Intercon, the folks that organizes WEA each year, was kind enough to give me a speaking slot to talk about localization. I knew I was talking to a room full of pros who probably knew the ins and outs of the IDB's proposal as well as, if not better than, I did. So I didn't want to go over which of the items had to be mandetory and which were optional or other details like that. Instead, I wanted to give people some new concepts and vocabulary to talk about localization. I wanted to introduce the term "export discipline", meaning giving local manufacturers who enjoy a protected market as a part of the government's local content requirements the pressure to export, rather than stay within the protected domestic market.
I was quite nervous, as I knew this was quite an unusual approach. Instead of talking about the offshore wind industry, I talked about the story of two automotive industries: Korea and Malaysia. Why did the Kia succeed while the Proton fail? The difference, I argued, was lack of export discipline from the Malaysians while the Korean government insisted on it. It was many years ago and a different industry, but the same principle applied.
I got a lot of great feedback on the talk! And of course you can watch the whole thing on YouTube.
The highlight of Day 3 was a field trip to the Maritime Technology Field Center.
It's a spacious campus where the next generation of Taiwan's offshore wind talent will be educated, and so much more. In fact, the center's mission is to "be the cradle of Asia's marine technology talents." The Formosa Ocean Basin, a deep water pool that that will be able to stimulate real-life wind, wave and current conditions is already under construction.

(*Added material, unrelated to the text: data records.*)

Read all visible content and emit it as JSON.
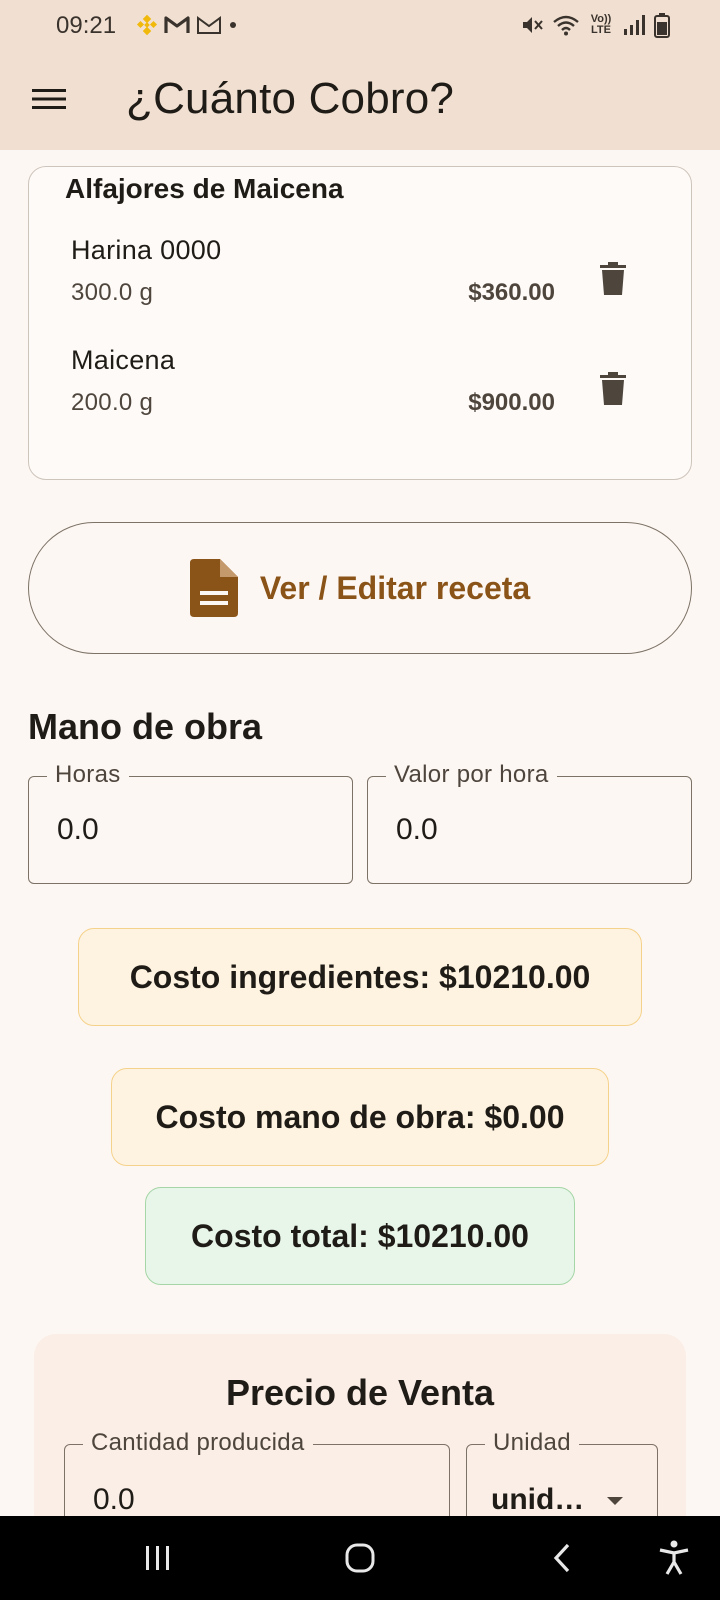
{
  "status_bar": {
    "time": "09:21",
    "left_icons": [
      "binance-icon",
      "gmail-icon",
      "gmail-outline-icon",
      "dot-icon"
    ],
    "right_icons": [
      "mute-icon",
      "wifi-icon",
      "volte-icon",
      "signal-icon",
      "battery-icon"
    ],
    "volte_label": "Vo)) LTE"
  },
  "app_bar": {
    "title": "¿Cuánto Cobro?"
  },
  "recipe": {
    "title": "Alfajores de Maicena",
    "ingredients": [
      {
        "name": "Harina 0000",
        "quantity": "300.0 g",
        "price": "$360.00"
      },
      {
        "name": "Maicena",
        "quantity": "200.0 g",
        "price": "$900.00"
      }
    ]
  },
  "recipe_button": {
    "label": "Ver / Editar receta"
  },
  "labor": {
    "title": "Mano de obra",
    "hours_label": "Horas",
    "hours_value": "0.0",
    "rate_label": "Valor por hora",
    "rate_value": "0.0"
  },
  "costs": {
    "ingredients": "Costo ingredientes: $10210.00",
    "labor": "Costo mano de obra: $0.00",
    "total": "Costo total: $10210.00"
  },
  "sale_price": {
    "title": "Precio de Venta",
    "quantity_label": "Cantidad producida",
    "quantity_value": "0.0",
    "unit_label": "Unidad",
    "unit_value": "unid…"
  },
  "colors": {
    "app_bar": "#f1e0d1",
    "background": "#fdf7f3",
    "accent": "#8a5317",
    "amber_chip": "#fef3e0",
    "green_chip": "#e8f5e9"
  }
}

As we say goodbye to Kaohsiung for another year, let me leave you with some reasons why you need to be at WEA 2023:
See you there for WEA 2023!